“Good Morning to you, I’m here to see Mr. Leighton”, the man boomed, his voice was one of those that made you impatient for him to clear his throat, but the “hphpmmm” never came. “Right away, Mister…?” Replied Anne her welsh brogue, more prominent than ever when she greeted strangers. “Mr. Boone.” He sniffed, as he pompously checked his pocket watch, not even bothering to make eye contact with Anne. Already jaded with Mr. Boone and his disrespect, I turned away from the window hoping that father would not invest in such a complete mockery of a gentleman. The drawing room was deserted; mother had flounced off to tell Tabitha the “great” news, and there were no maids to be seen neurotically dusting away imaginary dust from the shelves or fluffing up the pillows on the chaise.
I had spent all morning just wishing that everyone would leave me to my own devices and stop going on about this bloody ball, but now that they had, I felt oddly lonely. The annoying natter that had surrounded me earlier had been replaced with an eerie silence. Discomforted by the serenity I decided to venture down to the kitchens where I knew all of the girls would be. Father often chided me for associating with the help more than necessary.

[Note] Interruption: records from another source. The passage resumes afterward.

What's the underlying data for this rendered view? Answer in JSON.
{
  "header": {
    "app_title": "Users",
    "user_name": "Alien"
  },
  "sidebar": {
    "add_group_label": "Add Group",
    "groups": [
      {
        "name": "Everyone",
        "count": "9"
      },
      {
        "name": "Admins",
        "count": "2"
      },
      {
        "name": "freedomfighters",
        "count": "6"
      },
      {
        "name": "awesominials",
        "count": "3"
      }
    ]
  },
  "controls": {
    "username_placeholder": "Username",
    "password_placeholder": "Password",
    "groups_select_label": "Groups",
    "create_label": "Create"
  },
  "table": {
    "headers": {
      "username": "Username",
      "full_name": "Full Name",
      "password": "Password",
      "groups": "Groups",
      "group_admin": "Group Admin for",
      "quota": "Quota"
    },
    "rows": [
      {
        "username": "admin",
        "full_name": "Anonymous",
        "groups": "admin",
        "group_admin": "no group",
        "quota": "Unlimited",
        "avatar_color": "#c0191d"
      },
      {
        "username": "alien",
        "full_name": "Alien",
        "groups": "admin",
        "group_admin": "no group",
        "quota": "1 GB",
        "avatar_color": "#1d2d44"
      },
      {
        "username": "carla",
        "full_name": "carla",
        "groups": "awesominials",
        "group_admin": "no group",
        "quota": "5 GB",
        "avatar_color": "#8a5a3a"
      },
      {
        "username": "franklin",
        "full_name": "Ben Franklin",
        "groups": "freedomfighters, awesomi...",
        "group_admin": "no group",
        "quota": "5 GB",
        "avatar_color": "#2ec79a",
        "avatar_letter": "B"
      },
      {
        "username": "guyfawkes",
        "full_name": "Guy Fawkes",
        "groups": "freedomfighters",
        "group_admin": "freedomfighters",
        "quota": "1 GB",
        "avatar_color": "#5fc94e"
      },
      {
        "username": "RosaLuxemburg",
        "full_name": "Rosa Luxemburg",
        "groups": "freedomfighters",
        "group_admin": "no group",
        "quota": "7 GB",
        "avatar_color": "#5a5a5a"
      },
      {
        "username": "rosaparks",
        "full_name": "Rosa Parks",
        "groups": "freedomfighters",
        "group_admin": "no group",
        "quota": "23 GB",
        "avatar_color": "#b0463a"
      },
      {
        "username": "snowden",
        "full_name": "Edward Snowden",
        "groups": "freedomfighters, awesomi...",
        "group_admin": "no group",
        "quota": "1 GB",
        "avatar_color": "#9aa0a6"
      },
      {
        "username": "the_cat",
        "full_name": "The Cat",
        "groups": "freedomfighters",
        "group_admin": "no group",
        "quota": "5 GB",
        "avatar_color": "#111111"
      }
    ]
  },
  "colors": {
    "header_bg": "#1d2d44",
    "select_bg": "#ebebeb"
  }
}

“Sweetheart, they must know where the line is drawn, and that they are inferiors. Encouraging them to interact with their superiors will disrupt their work ethics.” I could hear his latest speech reverberating about my head as I descended down the wooden stairs.